by Adam Szirmai, Wim Naudé & Ludovico Alcorta (Eds)
Publisher: Oxford University Press, Oxford
Over the last two centuries, the experiences of the first wave of industrialized countries in Europe and the US, and the more recent experiences of the East Asian Tigers, Indonesia, Malaysia, Thailand, China, India, and Vietnam, have illustrated the transformative nature of industrialization. There are reasons to believe that industrialization will continue to be one of the major engines of growth, transformation, and socioeconomic development. Industrial development enables a more rapid advancement toward developed country living standards. But many challenges remain, and new challenges have arisen. These include: integration into global value chains; the shrinking of policy space in the present international order; the rise of the Asian driver economies; new opportunities provided by resource-based industrialization; the accelerating pace of technological change in manufacturing; how to deal with jobless growth in manufacturing; creating adequate systems of financial intermediation; and how to respond to the threats of global warming and climate change.

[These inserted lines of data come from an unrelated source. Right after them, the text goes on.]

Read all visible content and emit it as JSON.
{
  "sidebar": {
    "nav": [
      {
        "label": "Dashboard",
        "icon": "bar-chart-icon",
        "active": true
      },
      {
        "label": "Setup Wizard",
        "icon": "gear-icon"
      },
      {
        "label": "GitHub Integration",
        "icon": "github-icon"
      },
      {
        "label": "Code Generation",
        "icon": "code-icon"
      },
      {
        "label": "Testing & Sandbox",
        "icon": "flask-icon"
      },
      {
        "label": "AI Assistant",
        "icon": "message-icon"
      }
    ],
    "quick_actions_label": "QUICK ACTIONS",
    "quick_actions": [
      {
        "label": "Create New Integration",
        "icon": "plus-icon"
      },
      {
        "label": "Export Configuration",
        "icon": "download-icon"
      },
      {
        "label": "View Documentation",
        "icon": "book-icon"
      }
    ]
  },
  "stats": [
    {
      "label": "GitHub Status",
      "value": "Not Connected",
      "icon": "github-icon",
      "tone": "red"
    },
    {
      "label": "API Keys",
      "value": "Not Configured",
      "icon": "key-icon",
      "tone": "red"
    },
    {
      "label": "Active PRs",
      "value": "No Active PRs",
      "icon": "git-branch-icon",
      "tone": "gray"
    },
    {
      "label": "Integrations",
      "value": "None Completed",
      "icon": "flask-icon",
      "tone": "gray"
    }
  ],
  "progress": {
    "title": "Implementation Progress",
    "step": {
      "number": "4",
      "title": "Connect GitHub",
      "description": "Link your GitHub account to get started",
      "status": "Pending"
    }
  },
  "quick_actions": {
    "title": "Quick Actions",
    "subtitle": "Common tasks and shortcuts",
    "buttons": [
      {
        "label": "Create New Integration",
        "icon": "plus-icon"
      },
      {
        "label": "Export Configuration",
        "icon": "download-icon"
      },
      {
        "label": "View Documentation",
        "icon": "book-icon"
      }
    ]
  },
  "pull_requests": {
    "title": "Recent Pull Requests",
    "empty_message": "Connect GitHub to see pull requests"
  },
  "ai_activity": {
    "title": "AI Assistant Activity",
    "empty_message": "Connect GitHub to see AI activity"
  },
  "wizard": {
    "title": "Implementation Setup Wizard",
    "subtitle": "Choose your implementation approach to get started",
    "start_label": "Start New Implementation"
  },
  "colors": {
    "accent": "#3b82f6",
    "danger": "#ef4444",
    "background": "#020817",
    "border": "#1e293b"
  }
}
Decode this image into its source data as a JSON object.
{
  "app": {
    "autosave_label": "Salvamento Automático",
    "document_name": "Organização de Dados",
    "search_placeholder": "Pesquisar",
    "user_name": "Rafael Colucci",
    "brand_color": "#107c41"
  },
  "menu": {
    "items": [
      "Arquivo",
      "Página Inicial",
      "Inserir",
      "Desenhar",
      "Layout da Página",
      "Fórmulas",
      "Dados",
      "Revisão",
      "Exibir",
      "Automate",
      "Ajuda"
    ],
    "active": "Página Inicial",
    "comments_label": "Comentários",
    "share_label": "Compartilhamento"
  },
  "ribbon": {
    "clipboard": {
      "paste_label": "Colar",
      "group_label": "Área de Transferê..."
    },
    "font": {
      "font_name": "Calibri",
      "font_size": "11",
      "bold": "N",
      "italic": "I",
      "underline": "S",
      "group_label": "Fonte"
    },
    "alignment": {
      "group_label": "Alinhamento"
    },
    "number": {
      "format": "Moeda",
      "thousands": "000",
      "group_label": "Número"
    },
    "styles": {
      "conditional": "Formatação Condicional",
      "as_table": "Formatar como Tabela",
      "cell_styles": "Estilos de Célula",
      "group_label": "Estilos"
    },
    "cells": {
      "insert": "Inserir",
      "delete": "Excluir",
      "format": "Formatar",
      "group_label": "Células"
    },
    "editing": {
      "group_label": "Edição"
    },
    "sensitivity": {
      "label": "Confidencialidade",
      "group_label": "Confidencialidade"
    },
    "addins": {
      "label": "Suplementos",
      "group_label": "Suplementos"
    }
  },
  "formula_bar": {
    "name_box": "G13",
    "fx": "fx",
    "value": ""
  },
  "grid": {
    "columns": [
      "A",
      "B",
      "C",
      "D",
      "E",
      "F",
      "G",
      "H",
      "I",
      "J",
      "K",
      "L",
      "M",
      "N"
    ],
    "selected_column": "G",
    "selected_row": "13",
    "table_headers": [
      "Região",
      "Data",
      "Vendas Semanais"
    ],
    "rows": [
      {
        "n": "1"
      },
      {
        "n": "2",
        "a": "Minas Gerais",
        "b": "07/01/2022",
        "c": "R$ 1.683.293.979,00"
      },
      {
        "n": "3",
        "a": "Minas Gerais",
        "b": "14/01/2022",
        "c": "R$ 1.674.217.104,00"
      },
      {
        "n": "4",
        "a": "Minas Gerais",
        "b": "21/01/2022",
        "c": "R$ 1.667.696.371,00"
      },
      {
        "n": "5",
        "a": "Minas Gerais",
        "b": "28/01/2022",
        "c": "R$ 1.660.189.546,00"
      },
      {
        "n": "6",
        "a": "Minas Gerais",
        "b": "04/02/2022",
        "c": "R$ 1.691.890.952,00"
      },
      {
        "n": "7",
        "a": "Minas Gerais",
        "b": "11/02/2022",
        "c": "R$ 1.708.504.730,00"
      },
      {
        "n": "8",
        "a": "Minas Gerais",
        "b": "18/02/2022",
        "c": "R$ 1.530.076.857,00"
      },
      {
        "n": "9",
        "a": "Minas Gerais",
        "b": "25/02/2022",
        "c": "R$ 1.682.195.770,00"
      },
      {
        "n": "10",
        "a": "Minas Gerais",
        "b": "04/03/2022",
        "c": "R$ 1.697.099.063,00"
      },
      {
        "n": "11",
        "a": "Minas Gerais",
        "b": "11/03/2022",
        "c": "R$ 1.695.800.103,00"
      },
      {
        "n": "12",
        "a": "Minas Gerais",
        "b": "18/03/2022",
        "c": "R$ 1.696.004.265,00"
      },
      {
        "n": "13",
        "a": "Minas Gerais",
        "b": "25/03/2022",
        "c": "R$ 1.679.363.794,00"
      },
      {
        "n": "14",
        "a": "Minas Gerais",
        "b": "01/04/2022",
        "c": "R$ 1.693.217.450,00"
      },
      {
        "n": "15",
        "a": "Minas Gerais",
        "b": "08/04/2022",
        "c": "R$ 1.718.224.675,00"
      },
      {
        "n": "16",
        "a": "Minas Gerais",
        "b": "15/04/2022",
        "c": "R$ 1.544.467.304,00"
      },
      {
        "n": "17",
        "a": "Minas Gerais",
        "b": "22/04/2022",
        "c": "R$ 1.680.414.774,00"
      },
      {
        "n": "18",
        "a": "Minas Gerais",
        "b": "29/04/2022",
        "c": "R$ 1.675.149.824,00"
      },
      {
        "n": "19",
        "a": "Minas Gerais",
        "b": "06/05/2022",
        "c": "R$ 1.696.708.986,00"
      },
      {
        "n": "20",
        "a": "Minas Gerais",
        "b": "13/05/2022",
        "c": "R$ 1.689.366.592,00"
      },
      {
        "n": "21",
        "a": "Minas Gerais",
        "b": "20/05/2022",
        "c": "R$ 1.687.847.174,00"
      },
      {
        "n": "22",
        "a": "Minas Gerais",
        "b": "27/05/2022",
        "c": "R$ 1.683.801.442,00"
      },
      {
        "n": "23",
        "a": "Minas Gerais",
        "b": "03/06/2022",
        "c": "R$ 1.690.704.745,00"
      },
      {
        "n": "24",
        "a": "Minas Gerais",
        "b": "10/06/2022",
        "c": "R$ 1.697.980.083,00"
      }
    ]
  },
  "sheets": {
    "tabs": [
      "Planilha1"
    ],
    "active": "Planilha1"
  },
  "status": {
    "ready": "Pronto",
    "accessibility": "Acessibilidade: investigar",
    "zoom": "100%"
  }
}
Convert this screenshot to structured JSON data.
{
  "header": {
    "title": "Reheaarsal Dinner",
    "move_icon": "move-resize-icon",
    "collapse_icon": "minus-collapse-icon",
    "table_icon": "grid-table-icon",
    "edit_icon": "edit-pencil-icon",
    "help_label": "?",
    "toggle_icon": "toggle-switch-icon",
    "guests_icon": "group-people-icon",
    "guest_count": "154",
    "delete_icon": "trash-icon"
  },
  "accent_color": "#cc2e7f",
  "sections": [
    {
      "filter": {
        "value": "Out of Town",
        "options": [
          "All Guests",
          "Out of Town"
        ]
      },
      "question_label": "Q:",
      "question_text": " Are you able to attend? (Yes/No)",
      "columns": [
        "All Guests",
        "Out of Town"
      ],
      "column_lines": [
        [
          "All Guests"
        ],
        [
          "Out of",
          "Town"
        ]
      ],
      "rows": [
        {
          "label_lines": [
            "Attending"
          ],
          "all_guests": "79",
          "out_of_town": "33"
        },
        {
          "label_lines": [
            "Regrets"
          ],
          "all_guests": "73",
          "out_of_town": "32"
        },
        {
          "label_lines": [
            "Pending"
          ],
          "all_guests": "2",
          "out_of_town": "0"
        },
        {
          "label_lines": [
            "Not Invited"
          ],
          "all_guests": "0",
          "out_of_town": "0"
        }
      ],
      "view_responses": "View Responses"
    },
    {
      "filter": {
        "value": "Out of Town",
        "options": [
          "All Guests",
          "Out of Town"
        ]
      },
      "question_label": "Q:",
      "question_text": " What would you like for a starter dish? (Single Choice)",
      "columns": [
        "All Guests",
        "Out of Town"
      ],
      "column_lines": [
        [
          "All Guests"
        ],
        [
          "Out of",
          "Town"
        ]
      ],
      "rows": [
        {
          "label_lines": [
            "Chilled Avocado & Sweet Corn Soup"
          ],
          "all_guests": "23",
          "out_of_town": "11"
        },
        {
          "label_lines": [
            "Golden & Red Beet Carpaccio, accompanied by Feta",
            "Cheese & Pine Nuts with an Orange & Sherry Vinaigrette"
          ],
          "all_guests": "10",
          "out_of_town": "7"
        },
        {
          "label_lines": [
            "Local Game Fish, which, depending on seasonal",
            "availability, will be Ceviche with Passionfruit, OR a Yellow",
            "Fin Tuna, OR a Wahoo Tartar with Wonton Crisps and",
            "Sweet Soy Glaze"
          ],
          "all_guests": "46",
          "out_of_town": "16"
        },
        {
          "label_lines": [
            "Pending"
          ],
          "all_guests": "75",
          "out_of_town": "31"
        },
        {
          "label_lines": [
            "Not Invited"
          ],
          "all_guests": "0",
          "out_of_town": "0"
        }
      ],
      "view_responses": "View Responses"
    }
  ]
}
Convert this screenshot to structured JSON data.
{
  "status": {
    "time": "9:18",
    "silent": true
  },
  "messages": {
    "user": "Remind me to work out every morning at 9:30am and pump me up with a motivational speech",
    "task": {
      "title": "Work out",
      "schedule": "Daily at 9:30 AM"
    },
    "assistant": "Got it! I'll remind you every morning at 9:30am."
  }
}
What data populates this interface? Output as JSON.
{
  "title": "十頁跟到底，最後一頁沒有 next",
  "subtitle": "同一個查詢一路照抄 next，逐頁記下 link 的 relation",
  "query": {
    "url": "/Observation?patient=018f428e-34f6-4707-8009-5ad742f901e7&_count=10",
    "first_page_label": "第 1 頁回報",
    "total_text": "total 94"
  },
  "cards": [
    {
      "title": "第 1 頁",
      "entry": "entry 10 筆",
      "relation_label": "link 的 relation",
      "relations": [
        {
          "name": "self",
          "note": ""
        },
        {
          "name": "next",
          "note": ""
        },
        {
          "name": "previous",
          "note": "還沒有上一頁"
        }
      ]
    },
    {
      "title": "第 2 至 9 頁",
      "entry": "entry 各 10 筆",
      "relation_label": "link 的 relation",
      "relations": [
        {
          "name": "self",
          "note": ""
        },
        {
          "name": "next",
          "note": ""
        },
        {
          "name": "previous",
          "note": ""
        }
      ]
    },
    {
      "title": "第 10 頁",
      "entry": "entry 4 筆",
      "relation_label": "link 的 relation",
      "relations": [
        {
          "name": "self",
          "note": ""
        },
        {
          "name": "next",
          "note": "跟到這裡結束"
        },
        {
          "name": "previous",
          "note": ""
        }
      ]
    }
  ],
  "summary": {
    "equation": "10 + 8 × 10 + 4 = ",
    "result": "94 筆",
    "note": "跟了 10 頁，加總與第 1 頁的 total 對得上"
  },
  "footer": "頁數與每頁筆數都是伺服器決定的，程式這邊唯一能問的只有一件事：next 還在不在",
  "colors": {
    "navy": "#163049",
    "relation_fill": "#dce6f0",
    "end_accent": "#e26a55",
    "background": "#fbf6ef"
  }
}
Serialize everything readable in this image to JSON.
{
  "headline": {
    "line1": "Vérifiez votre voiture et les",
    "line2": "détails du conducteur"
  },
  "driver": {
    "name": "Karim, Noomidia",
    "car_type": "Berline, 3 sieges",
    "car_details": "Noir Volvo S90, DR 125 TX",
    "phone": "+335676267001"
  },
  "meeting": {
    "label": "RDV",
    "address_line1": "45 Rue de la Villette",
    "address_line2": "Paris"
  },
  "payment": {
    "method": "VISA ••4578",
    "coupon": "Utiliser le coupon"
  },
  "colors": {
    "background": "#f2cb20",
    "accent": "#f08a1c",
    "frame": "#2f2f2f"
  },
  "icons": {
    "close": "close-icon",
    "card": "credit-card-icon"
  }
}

Under present conditions it may be more difficult than ever for the poorer developing countries to foster industrial development and structural change. They face a more complex, and daunting set of circumstances than the developing countries that embarked on industrialization after 1950. These changing and challenging circumstances require new thinking, and in particular new paradigms to guide researchers, policy makers, and international development organizations in the future.